Any patient with CLL progressing after treatment with both a BTK inhibitor (BTKi) and having received BCL2 inhibitor (BCL2i)-based therapy, particularly those with high-risk features like Mr. L, should be presented with clinical trial options when available. This “double-refractory” scenario in patients with CLL is a space where much ongoing research is needed to improve patient outcomes.   

Pirtobrutinib is a novel BTKi that can work even in patients who have developed resistance mutations to earlier-generation BTK inhibitors. It is currently approved in mantle cell lymphoma and, despite being on the NCCN guidelines, does not have a current FDA approval for use in CLL.   

The data to support use of pirtobrutinib in CLL is based on the phase 1/2 BRUIN study, which evaluated the use of pirtobrutinib in 317 patients with relapsed/refractory CLL/SLL, 247 of whom had previously received a BTKi. Of those 247 patients with prior BTKi exposure, 100 patients had also previously received BCL2i-based therapy such as venetoclax. Overall response rate (ORR) in patients with relapsed CLL and prior BTKi exposure was 73.3% (95% CI: 67.3%-78.7%), including 4 complete responses, 176 partial responses, and 1 nodular partial response. The ORR increased to 82.2% if partial response with lymphocytosis was included. In a subgroup analysis, patients with a PLCG2 mutation (n = 18) did appear to have a slightly lower overalL response rate of 56%.2 The analysis of patients with prior exposure to both BTKi and a BCL2i such as venetoclax, like in the case of Mr. L, the ORR was 70% (79% if partial response with lymphocytosis was included).   
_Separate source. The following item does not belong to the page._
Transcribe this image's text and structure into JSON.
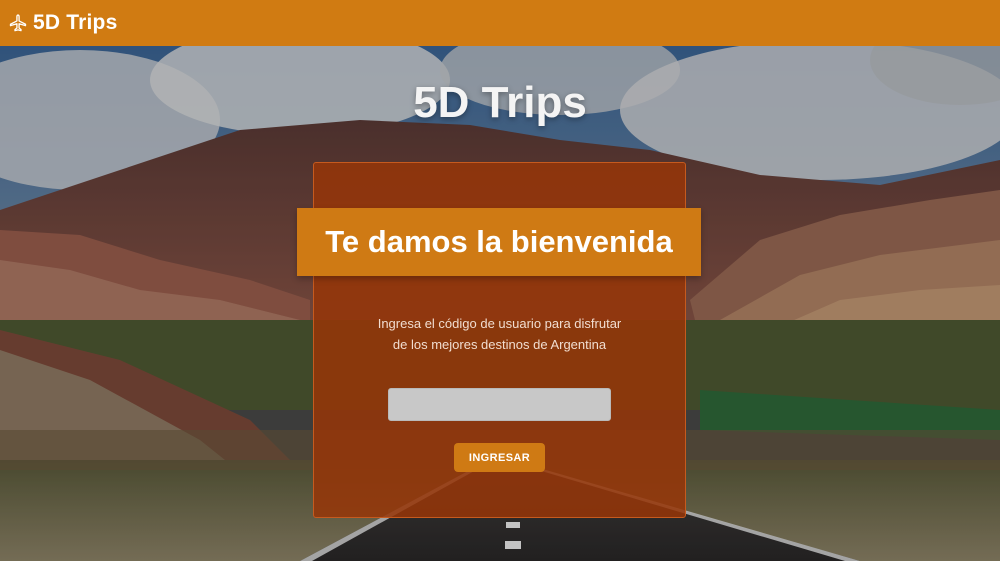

At median follow-up of 19.4 months, the median progression-free survival was 19.6 months (95% CI: 16.9-22.1). When limited to the patients who had received both prior BTKi and a BCL-2i like Mr. L, the median PFS was 16.8 months (95% CI: 13.2-18.7). Those patients who received only a BTKi experienced a median PFS of 22.1 months (95% CI: 19.6-27.4). Interestingly, for those patients who were extremely heavily treated, having received BTK, BCL-2, and PI3K inhibitors, as well as chemoimmunotherapy, the median PFS was still longer than 1 year, at 13.8 months (95% CI: 10.3-NE). Investigators reported that the median PFS for patients with 17p deletions or TP53 mutations was 16.9 months, and those patients with wild-type IGHV had a median PFS of 18.7 months.2 The most common adverse effects associated with pirtobrutinib were infections (71%), bleeding (42.6%), and neutropenia (32.5%), with grade 3 or higher infections occurring in 28.1% and neutropenia in 26.8% of patients. Treatment-related lymphocytosis was found to occur early in the first cycle of treatment.2 Other common AEs of interest in BTKi occurred at relatively low rates with pirtobrutinib, including hypertension (14.2%), atrial fibrillation or flutter (3.8%), and major hemorrhage (2.2%). The authors report a low discontinuation rate of 2.8%, but it should be kept in mind that this is a heavily pretreated population without many other viable options.   

Overall, pirtobrutinib represents a reasonable therapeutic option for Mr. L, although it is important to recognize that long-lasting remissions of relapsed/refractory CLL after prior exposure to both BTKi and BCL2i remain elusive, and more research is needed in this space.    


  1. National Comprehensive Cancer Network. NCCN Guidelines Version 1.2024: Chronic Lymphocytic Leukemia/Small Lymphocytic Lymphoma. Accessed November 21, 2023. 
  2. Mato AR, Woyach JA, Brown JR, et al. Pirtobrutinib after a covalent BTK inhibitor in chronic lymphocytic leukemia. N Engl J Med. 2023;389:33-44.  


Test your knowledge on progressive disease after treatment with both a BTK Inhibitor and a BCL2 Inhibitor

Last Updated: Wednesday, December 6, 2023
News & Literature Highlights